[Opening Data records section]

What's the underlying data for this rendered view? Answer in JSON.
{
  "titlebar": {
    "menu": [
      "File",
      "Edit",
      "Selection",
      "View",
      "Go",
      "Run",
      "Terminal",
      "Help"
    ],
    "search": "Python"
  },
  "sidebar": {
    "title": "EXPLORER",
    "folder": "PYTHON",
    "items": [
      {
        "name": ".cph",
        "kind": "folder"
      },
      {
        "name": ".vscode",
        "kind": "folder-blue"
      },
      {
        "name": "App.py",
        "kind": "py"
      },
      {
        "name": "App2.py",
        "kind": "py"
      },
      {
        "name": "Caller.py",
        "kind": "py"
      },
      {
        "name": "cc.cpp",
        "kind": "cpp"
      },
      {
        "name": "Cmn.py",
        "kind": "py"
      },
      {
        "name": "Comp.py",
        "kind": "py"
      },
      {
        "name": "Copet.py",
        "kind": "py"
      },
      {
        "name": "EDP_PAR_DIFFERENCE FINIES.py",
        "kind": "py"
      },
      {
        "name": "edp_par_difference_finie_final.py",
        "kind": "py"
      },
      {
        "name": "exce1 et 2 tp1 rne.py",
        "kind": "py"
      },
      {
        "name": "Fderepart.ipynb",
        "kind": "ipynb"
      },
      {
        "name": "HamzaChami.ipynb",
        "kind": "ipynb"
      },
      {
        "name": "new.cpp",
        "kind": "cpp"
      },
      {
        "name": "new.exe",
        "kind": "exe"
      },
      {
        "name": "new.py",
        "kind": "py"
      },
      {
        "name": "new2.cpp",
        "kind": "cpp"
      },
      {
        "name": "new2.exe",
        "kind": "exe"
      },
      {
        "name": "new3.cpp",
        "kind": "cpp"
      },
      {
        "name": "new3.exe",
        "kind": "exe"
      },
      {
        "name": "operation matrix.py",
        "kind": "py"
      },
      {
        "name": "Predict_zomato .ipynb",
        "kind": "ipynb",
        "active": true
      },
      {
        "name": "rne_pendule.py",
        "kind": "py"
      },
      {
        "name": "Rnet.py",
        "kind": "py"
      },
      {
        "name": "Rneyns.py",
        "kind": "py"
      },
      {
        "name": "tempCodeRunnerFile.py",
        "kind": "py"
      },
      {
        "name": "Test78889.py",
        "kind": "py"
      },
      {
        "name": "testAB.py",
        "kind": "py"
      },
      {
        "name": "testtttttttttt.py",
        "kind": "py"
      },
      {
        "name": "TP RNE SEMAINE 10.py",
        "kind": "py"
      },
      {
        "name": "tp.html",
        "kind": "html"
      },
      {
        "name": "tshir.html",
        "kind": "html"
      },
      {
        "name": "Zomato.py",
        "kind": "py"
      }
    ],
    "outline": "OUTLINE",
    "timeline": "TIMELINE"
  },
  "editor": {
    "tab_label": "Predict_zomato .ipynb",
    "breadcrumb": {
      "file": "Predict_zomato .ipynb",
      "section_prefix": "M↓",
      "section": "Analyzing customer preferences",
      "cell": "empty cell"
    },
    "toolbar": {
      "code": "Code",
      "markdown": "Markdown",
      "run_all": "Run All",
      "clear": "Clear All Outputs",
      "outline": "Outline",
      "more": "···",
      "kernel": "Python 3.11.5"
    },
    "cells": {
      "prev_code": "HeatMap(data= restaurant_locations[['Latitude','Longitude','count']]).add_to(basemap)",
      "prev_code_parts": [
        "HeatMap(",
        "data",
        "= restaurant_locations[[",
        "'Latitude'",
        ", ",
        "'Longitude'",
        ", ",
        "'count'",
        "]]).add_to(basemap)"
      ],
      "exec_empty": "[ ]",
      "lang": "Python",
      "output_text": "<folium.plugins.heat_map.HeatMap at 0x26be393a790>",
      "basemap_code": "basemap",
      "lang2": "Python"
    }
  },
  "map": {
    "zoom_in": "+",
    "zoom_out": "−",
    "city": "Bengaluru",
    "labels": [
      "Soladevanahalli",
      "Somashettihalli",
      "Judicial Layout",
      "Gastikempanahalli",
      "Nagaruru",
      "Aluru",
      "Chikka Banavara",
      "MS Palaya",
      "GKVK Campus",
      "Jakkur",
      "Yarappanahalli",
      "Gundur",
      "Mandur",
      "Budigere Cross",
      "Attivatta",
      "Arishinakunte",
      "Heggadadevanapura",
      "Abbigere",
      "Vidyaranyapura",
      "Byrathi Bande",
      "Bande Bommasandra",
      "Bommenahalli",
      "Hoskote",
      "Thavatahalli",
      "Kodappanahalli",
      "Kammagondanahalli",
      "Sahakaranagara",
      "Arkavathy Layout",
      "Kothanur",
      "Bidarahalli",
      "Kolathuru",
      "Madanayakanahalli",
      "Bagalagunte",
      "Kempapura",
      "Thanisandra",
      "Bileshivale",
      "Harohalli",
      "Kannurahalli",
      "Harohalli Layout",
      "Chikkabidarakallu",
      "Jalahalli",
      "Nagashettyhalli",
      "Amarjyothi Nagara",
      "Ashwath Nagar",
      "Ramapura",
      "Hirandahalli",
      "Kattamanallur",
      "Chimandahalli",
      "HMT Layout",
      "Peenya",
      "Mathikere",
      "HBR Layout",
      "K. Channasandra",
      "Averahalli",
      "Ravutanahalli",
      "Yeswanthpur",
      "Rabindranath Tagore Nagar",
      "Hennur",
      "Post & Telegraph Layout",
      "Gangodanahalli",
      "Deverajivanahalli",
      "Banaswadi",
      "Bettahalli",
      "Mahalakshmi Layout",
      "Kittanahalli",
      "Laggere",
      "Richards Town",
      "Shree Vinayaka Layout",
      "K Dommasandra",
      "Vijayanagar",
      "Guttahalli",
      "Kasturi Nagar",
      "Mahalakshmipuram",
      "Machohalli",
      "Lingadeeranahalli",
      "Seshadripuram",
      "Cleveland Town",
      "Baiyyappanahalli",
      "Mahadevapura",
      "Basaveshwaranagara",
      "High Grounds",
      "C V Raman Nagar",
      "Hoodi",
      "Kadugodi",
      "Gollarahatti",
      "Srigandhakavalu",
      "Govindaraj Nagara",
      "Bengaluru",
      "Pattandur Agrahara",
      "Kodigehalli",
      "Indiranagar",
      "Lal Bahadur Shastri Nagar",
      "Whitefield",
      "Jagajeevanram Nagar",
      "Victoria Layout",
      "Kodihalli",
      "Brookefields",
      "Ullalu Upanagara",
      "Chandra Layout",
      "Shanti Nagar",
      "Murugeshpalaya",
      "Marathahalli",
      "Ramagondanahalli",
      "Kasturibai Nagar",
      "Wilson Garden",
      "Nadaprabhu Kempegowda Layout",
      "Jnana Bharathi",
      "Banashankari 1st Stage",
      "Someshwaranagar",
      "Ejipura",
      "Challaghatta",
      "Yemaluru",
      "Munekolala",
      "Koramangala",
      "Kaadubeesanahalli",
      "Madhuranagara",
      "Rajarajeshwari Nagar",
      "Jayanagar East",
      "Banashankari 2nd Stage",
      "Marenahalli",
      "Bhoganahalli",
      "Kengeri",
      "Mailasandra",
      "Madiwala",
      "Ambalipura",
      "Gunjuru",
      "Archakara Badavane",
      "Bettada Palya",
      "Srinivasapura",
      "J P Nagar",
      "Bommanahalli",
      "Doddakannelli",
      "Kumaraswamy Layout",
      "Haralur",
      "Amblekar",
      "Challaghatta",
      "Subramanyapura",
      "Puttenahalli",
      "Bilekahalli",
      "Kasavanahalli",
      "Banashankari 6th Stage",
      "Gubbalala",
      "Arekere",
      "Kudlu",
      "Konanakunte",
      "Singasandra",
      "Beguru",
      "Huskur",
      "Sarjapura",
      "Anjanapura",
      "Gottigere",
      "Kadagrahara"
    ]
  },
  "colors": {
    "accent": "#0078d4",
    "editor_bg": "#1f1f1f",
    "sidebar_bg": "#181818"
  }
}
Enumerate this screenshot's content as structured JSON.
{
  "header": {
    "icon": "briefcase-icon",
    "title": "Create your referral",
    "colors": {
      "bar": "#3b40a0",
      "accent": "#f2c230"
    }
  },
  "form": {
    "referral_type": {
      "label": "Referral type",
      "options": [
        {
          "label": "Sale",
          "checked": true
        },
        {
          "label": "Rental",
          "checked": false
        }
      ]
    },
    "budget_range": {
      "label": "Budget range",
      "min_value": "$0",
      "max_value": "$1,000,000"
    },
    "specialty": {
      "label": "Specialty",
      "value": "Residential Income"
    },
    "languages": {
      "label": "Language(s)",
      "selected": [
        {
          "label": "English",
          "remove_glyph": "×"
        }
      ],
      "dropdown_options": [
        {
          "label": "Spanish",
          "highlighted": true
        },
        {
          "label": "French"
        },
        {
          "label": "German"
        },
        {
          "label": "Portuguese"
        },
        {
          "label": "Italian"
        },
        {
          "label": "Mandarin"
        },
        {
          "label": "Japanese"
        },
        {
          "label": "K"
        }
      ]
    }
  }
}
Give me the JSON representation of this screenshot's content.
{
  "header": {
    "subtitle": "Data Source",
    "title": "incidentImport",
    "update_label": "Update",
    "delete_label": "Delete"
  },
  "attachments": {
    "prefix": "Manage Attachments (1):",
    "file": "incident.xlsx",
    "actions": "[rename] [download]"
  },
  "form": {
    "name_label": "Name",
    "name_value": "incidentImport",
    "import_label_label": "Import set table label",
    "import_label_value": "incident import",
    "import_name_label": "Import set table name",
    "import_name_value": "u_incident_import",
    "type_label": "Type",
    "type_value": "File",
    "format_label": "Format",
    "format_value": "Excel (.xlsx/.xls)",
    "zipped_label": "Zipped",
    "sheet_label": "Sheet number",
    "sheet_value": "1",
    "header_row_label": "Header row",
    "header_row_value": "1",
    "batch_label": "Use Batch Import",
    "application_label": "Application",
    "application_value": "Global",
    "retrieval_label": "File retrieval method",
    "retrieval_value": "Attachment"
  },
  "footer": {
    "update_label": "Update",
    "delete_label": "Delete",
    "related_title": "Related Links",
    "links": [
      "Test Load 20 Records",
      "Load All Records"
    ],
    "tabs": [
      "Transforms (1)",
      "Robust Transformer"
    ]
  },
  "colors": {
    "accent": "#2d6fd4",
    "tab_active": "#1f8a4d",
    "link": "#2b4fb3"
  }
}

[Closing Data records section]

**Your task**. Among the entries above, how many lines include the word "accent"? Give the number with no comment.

**Output of the exercise**. 3